He said: “It will also be interesting if some of the forfeited or seized properties during the anti-corruption campaign of the Muhammadu Buhari administration are included in the process to ensure that the government’s expenditure on them is reduced if they are not variously put to use for their highest and best uses. Those properties, which are critical national assets should be well-considered for concession and the terms of such concessions, favourable to the country,” he added.
President, Nigeria Institute of Town Planners (NITP), Toyin Ayinde said selling public assets to fund the 2021 budget should be as a result of a cost-benefit analysis. He wondered what good could be made of wasting public assets, if they were not in any use and could not be maintained, especially when it appeared the country had no need for such.
“If we indeed have no need for them in the first place, then it might make sense to sell them. We must, however, balance this with the value of the component of the 2021 budget that we want to invest in. Will those components too eventually become wasting public assets? Are those components going to yield a higher value to the nation? So, the answer is not that simple. There are a lot of considerations and calculations that should precede that decision. Ultimately, it should be a win for us as a nation,” he added.

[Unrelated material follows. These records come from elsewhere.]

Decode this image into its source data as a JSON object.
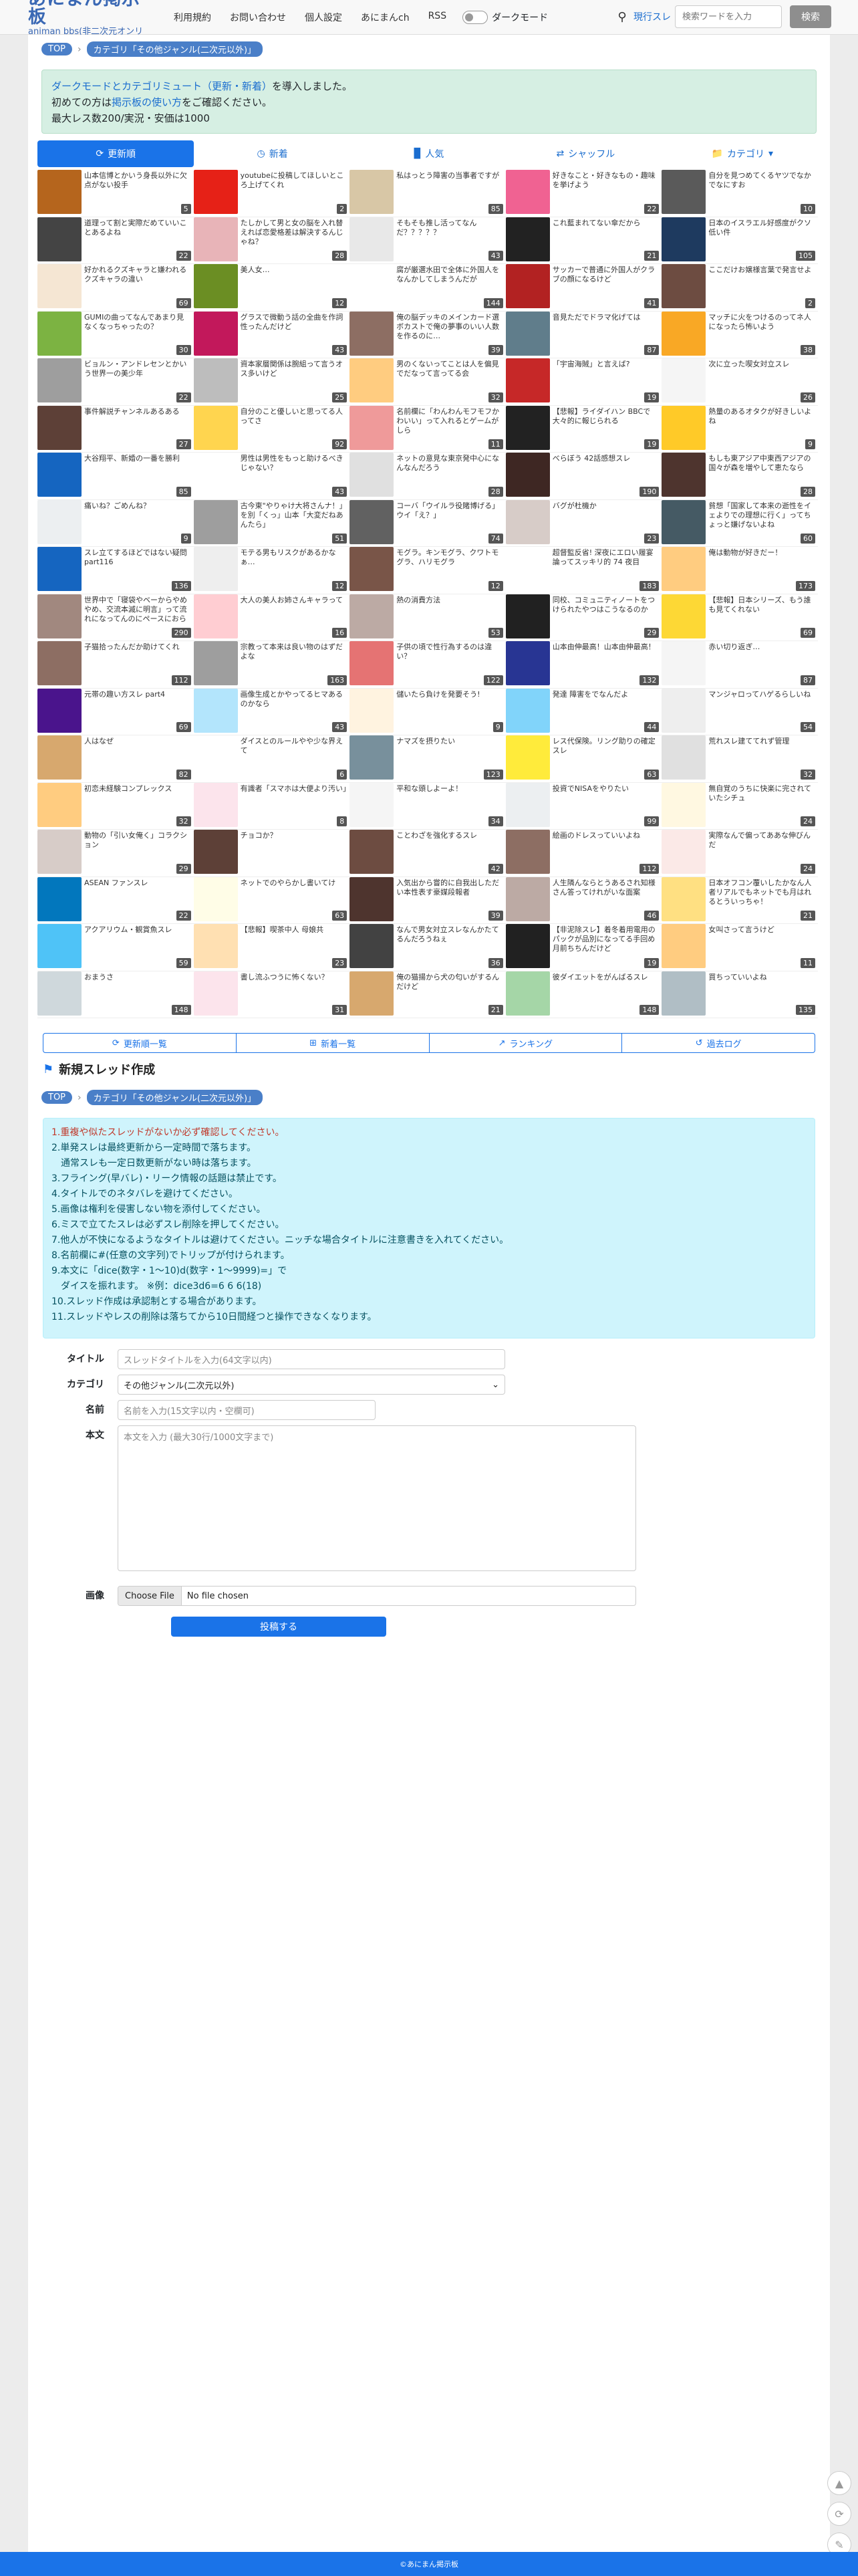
{
  "header": {
    "logo_main": "あにまん掲示板",
    "logo_sub": "animan bbs(非二次元オンリー",
    "nav": [
      "利用規約",
      "お問い合わせ",
      "個人設定",
      "あにまんch",
      "RSS"
    ],
    "dark_mode_label": "ダークモード",
    "search_category": "現行スレ",
    "search_placeholder": "検索ワードを入力",
    "search_button": "検索"
  },
  "breadcrumb": {
    "top": "TOP",
    "category": "カテゴリ「その他ジャンル(二次元以外)」"
  },
  "notice": {
    "line1_link": "ダークモードとカテゴリミュート（更新・新着）",
    "line1_rest": "を導入しました。",
    "line2_pre": "初めての方は",
    "line2_link": "掲示板の使い方",
    "line2_post": "をご確認ください。",
    "line3": "最大レス数200/実況・安価は1000"
  },
  "tabs": [
    {
      "label": "更新順",
      "icon": "refresh-icon"
    },
    {
      "label": "新着",
      "icon": "clock-icon"
    },
    {
      "label": "人気",
      "icon": "bar-chart-icon"
    },
    {
      "label": "シャッフル",
      "icon": "shuffle-icon"
    },
    {
      "label": "カテゴリ",
      "icon": "folder-icon"
    }
  ],
  "threads": [
    {
      "t": "山本信博とかいう身長以外に欠点がない投手",
      "c": "5",
      "bg": "#b5651d"
    },
    {
      "t": "youtubeに投稿してほしいところ上げてくれ",
      "c": "2",
      "bg": "#e62117"
    },
    {
      "t": "私はっとう障害の当事者ですが",
      "c": "85",
      "bg": "#d8c7a6"
    },
    {
      "t": "好きなこと・好きなもの・趣味を挙げよう",
      "c": "22",
      "bg": "#f06292"
    },
    {
      "t": "自分を見つめてくるヤツでなかでなにすお",
      "c": "10",
      "bg": "#5a5a5a"
    },
    {
      "t": "道理って割と実際だめていいことあるよね",
      "c": "22",
      "bg": "#444"
    },
    {
      "t": "たしかして男と女の脳を入れ替えれば恋愛格差は解決するんじゃね？",
      "c": "28",
      "bg": "#e8b4b8"
    },
    {
      "t": "そもそも推し活ってなんだ？？？？？",
      "c": "43",
      "bg": "#e8e8e8"
    },
    {
      "t": "これ藍まれてない傘だから",
      "c": "21",
      "bg": "#222"
    },
    {
      "t": "日本のイスラエル好感度がクソ低い件",
      "c": "105",
      "bg": "#1e3a5f"
    },
    {
      "t": "好かれるクズキャラと嫌われるクズキャラの違い",
      "c": "69",
      "bg": "#f5e6d3"
    },
    {
      "t": "美人女…",
      "c": "12",
      "bg": "#6b8e23"
    },
    {
      "t": "腐が厳選水田で全体に外国人をなんかしてしまうんだが",
      "c": "144",
      "bg": "#ffffff"
    },
    {
      "t": "サッカーで普通に外国人がクラブの顔になるけど",
      "c": "41",
      "bg": "#b22222"
    },
    {
      "t": "ここだけお嬢様言葉で発言せよ",
      "c": "2",
      "bg": "#6d4c41"
    },
    {
      "t": "GUMIの曲ってなんであまり見なくなっちゃったの？",
      "c": "30",
      "bg": "#7cb342"
    },
    {
      "t": "グラスで微動う話の全曲を作詞性ったんだけど",
      "c": "43",
      "bg": "#c2185b"
    },
    {
      "t": "俺の脳デッキのメインカード選ボカストで俺の夢事のいい人数を作るのに…",
      "c": "39",
      "bg": "#8d6e63"
    },
    {
      "t": "音見ただでドラマ化げては",
      "c": "87",
      "bg": "#607d8b"
    },
    {
      "t": "マッチに火をつけるのってネ人になったら怖いよう",
      "c": "38",
      "bg": "#f9a825"
    },
    {
      "t": "ビョルン・アンドレセンとかいう世界一の美少年",
      "c": "22",
      "bg": "#9e9e9e"
    },
    {
      "t": "資本家層関係は腕組って言うオス多いけど",
      "c": "25",
      "bg": "#bdbdbd"
    },
    {
      "t": "男のくないってことは人を偏見でだなって言ってる会",
      "c": "32",
      "bg": "#ffcc80"
    },
    {
      "t": "「宇宙海賊」と言えば?",
      "c": "19",
      "bg": "#c62828"
    },
    {
      "t": "次に立った喫女対立スレ",
      "c": "26",
      "bg": "#f5f5f5"
    },
    {
      "t": "事件解説チャンネルあるある",
      "c": "27",
      "bg": "#5d4037"
    },
    {
      "t": "自分のこと優しいと思ってる人ってさ",
      "c": "92",
      "bg": "#ffd54f"
    },
    {
      "t": "名前欄に「わんわんモフモフかわいい」って入れるとゲームがしら",
      "c": "11",
      "bg": "#ef9a9a"
    },
    {
      "t": "【悲報】ライダイハン BBCで大々的に報じられる",
      "c": "19",
      "bg": "#222"
    },
    {
      "t": "熱量のあるオタクが好きしいよね",
      "c": "9",
      "bg": "#ffca28"
    },
    {
      "t": "大谷翔平、新婚の一番を勝利",
      "c": "85",
      "bg": "#1565c0"
    },
    {
      "t": "男性は男性をもっと助けるべきじゃない？",
      "c": "43",
      "bg": "#ffffff"
    },
    {
      "t": "ネットの意見な東京発中心になんなんだろう",
      "c": "28",
      "bg": "#e0e0e0"
    },
    {
      "t": "べらぼう 42話感想スレ",
      "c": "190",
      "bg": "#3e2723"
    },
    {
      "t": "もしも東アジア中東西アジアの国々が森を増やして恵たなら",
      "c": "28",
      "bg": "#4e342e"
    },
    {
      "t": "痛いね？ごめんね？",
      "c": "9",
      "bg": "#eceff1"
    },
    {
      "t": "古今東\"やりゃけ大将さんナ！」を別「くっ」山本「大変だねあんたら」",
      "c": "51",
      "bg": "#9e9e9e"
    },
    {
      "t": "コーバ「ウイルラ役賭博げる」ウイ「え？」",
      "c": "74",
      "bg": "#616161"
    },
    {
      "t": "バグが杜機か",
      "c": "23",
      "bg": "#d7ccc8"
    },
    {
      "t": "貧想「国家して本来の逝性をイェよりでの理想に行く」ってちょっと嫌げないよね",
      "c": "60",
      "bg": "#455a64"
    },
    {
      "t": "スレ立てするほどではない疑問part116",
      "c": "136",
      "bg": "#1565c0"
    },
    {
      "t": "モテる男もリスクがあるかなぁ…",
      "c": "12",
      "bg": "#eeeeee"
    },
    {
      "t": "モグラ。キンモグラ、クワトモグラ、ハリモグラ",
      "c": "12",
      "bg": "#795548"
    },
    {
      "t": "超督監反省! 深夜にエロい履宴論ってスッキリ的 74 夜目",
      "c": "183",
      "bg": "#ffffff"
    },
    {
      "t": "俺は動物が好きだー！",
      "c": "173",
      "bg": "#ffcc80"
    },
    {
      "t": "世界中で「寝袋やベーからやめやめ、交流本滅に明言」って流れになってんのにペースにおらんくちゃ",
      "c": "290",
      "bg": "#a1887f"
    },
    {
      "t": "大人の美人お姉さんキャラって",
      "c": "16",
      "bg": "#ffcdd2"
    },
    {
      "t": "熱の消費方法",
      "c": "53",
      "bg": "#bcaaa4"
    },
    {
      "t": "同校、コミュニティノートをつけられたやつはこうなるのか",
      "c": "29",
      "bg": "#212121"
    },
    {
      "t": "【悲報】日本シリーズ、もう誰も見てくれない",
      "c": "69",
      "bg": "#fdd835"
    },
    {
      "t": "子猫拾ったんだか助けてくれ",
      "c": "112",
      "bg": "#8d6e63"
    },
    {
      "t": "宗教って本来は良い物のはずだよな",
      "c": "163",
      "bg": "#9e9e9e"
    },
    {
      "t": "子供の頃で性行為するのは違い？",
      "c": "122",
      "bg": "#e57373"
    },
    {
      "t": "山本由伸最高！山本由伸最高！",
      "c": "132",
      "bg": "#283593"
    },
    {
      "t": "赤い切り返ぎ…",
      "c": "87",
      "bg": "#f5f5f5"
    },
    {
      "t": "元帯の趣い方スレ part4",
      "c": "69",
      "bg": "#4a148c"
    },
    {
      "t": "画像生成とかやってるヒマあるのかなら",
      "c": "43",
      "bg": "#b3e5fc"
    },
    {
      "t": "儲いたら負けを発要そう!",
      "c": "9",
      "bg": "#fff3e0"
    },
    {
      "t": "発達 障害をでなんだよ",
      "c": "44",
      "bg": "#81d4fa"
    },
    {
      "t": "マンジャロってハゲるらしいね",
      "c": "54",
      "bg": "#eeeeee"
    },
    {
      "t": "人はなぜ",
      "c": "82",
      "bg": "#d7a86e"
    },
    {
      "t": "ダイスとのルールやや少な界えて",
      "c": "6",
      "bg": "#ffffff"
    },
    {
      "t": "ナマズを摂りたい",
      "c": "123",
      "bg": "#78909c"
    },
    {
      "t": "レス代保険。リング助りの確定スレ",
      "c": "63",
      "bg": "#ffeb3b"
    },
    {
      "t": "荒れスレ建ててれず管理",
      "c": "32",
      "bg": "#e0e0e0"
    },
    {
      "t": "初恋未経験コンプレックス",
      "c": "32",
      "bg": "#ffcc80"
    },
    {
      "t": "有識者「スマホは大便より汚い」",
      "c": "8",
      "bg": "#fce4ec"
    },
    {
      "t": "平和な頭しよーよ！",
      "c": "34",
      "bg": "#f5f5f5"
    },
    {
      "t": "投資でNISAをやりたい",
      "c": "99",
      "bg": "#eceff1"
    },
    {
      "t": "無自覚のうちに快楽に完されていたシチュ",
      "c": "24",
      "bg": "#fff8e1"
    },
    {
      "t": "動物の「引い女俺く」コラクション",
      "c": "29",
      "bg": "#d7ccc8"
    },
    {
      "t": "チョコか？",
      "c": "",
      "bg": "#5d4037"
    },
    {
      "t": "ことわざを強化するスレ",
      "c": "42",
      "bg": "#6d4c41"
    },
    {
      "t": "絵画のドレスっていいよね",
      "c": "112",
      "bg": "#8d6e63"
    },
    {
      "t": "実際なんで偏ってああな伸びんだ",
      "c": "24",
      "bg": "#fbe9e7"
    },
    {
      "t": "ASEAN ファンスレ",
      "c": "22",
      "bg": "#0277bd"
    },
    {
      "t": "ネットでのやらかし書いてけ",
      "c": "63",
      "bg": "#fffde7"
    },
    {
      "t": "入気出から嘗的に自我出しただい本性表す豪媒段報者",
      "c": "39",
      "bg": "#4e342e"
    },
    {
      "t": "人生隣んならとうあるされ知様さん答ってけれがいな面案",
      "c": "46",
      "bg": "#bcaaa4"
    },
    {
      "t": "日本オフコン覆いしたかなん人者リアルでもネットでも月はれるとういっちゃ！",
      "c": "21",
      "bg": "#ffe082"
    },
    {
      "t": "アクアリウム・観賞魚スレ",
      "c": "59",
      "bg": "#4fc3f7"
    },
    {
      "t": "【悲報】喫茶中人 母娘共",
      "c": "23",
      "bg": "#ffe0b2"
    },
    {
      "t": "なんで男女対立スレなんかたてるんだろうねぇ",
      "c": "36",
      "bg": "#424242"
    },
    {
      "t": "【非泥除スレ】着冬着用電用のパックが品別になってる手回め月前ちちんだけど",
      "c": "19",
      "bg": "#212121"
    },
    {
      "t": "女叫さって言うけど",
      "c": "11",
      "bg": "#ffcc80"
    },
    {
      "t": "おまうさ",
      "c": "148",
      "bg": "#cfd8dc"
    },
    {
      "t": "書し流ふつうに怖くない？",
      "c": "31",
      "bg": "#fce4ec"
    },
    {
      "t": "俺の猫揚から犬の匂いがするんだけど",
      "c": "21",
      "bg": "#d7a86e"
    },
    {
      "t": "彼ダイエットをがんばるスレ",
      "c": "148",
      "bg": "#a5d6a7"
    },
    {
      "t": "買ちっていいよね",
      "c": "135",
      "bg": "#b0bec5"
    }
  ],
  "bottom_nav": [
    "更新順一覧",
    "新着一覧",
    "ランキング",
    "過去ログ"
  ],
  "new_thread": {
    "heading": "新規スレッド作成",
    "rules": [
      "1.重複や似たスレッドがないか必ず確認してください。",
      "2.単発スレは最終更新から一定時間で落ちます。",
      "　通常スレも一定日数更新がない時は落ちます。",
      "3.フライング(早バレ)・リーク情報の話題は禁止です。",
      "4.タイトルでのネタバレを避けてください。",
      "5.画像は権利を侵害しない物を添付してください。",
      "6.ミスで立てたスレは必ずスレ削除を押してください。",
      "7.他人が不快になるようなタイトルは避けてください。ニッチな場合タイトルに注意書きを入れてください。",
      "8.名前欄に#(任意の文字列)でトリップが付けられます。",
      "9.本文に「dice(数字・1〜10)d(数字・1〜9999)=」で",
      "　ダイスを振れます。 ※例：dice3d6=6 6 6(18)",
      "10.スレッド作成は承認制とする場合があります。",
      "11.スレッドやレスの削除は落ちてから10日間経つと操作できなくなります。"
    ],
    "title_label": "タイトル",
    "title_placeholder": "スレッドタイトルを入力(64文字以内)",
    "category_label": "カテゴリ",
    "category_value": "その他ジャンル(二次元以外)",
    "name_label": "名前",
    "name_placeholder": "名前を入力(15文字以内・空欄可)",
    "body_label": "本文",
    "body_placeholder": "本文を入力 (最大30行/1000文字まで)",
    "image_label": "画像",
    "file_button": "Choose File",
    "file_status": "No file chosen",
    "submit": "投稿する"
  },
  "footer": "©あにまん掲示板"
}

But the President, Nigeria Institute of Building (NIOB), Kunle Awobodu, differs. According to him, the proposed sale is unusual, out of place and an aberration. He argued that such action suggests that the country is in a dire situation, which does not give a good impression of governance in the country.
Awobodu regretted the various corruption cases that have been left unattended and wondered if the sale is not to enrich certain people at the expense of the whole country.
In his words: “For several years, we have been speaking against the dangers of having a mono-economy, but, unfortunately, we are still in that quagmire. The much-touted anti-corruption stance of President Muhammadu Buhari has been compromised as a single man cannot fight corruption in any country. There is the need for a buy-in by his officials. Before now the NITEL building and other critical assets were sold but we cannot say that they followed due process. No doubt, the National Stadium and the National Arts Theatre have had years of management challenge, but one is yet to be convinced that selling them is the best option as the buyers and where the money to be realised is not guaranteed.”
But a former Chairman, NITP, Moses Ogunleye, takes a mid-way position. For him, while an asset is what is converted at any time for financial gains or bail-out, however, plans to sell off public asset by the government might not come that easy owing to several factors. He listed these factors to include sentimental attachments, trust issues, the need to advertise in national newspapers and to have competitive bidding.
He submitted that if indeed the government was thinking of financing the budget from such venture, the process should have started earlier, say last September.
“They must follow due process and it takes time. This is to avoid the accusation of selling vital government assets to cronies. This has happened before where government officials sell government properties to themselves. I look forward to seeing advertisements in the papers for competitive bidding. If not advertised, it will mean that certain people are privy to the plan and are ready with their billions to buy. I want to believe that the public buildings in Ikoyi, Lagos will be the first casualty with 4,000 square meter going for between N500 and N1billion,” he stated.
What impact would disposing of these national properties have on the built environment? The days ahead would give a direction to the real estate sector.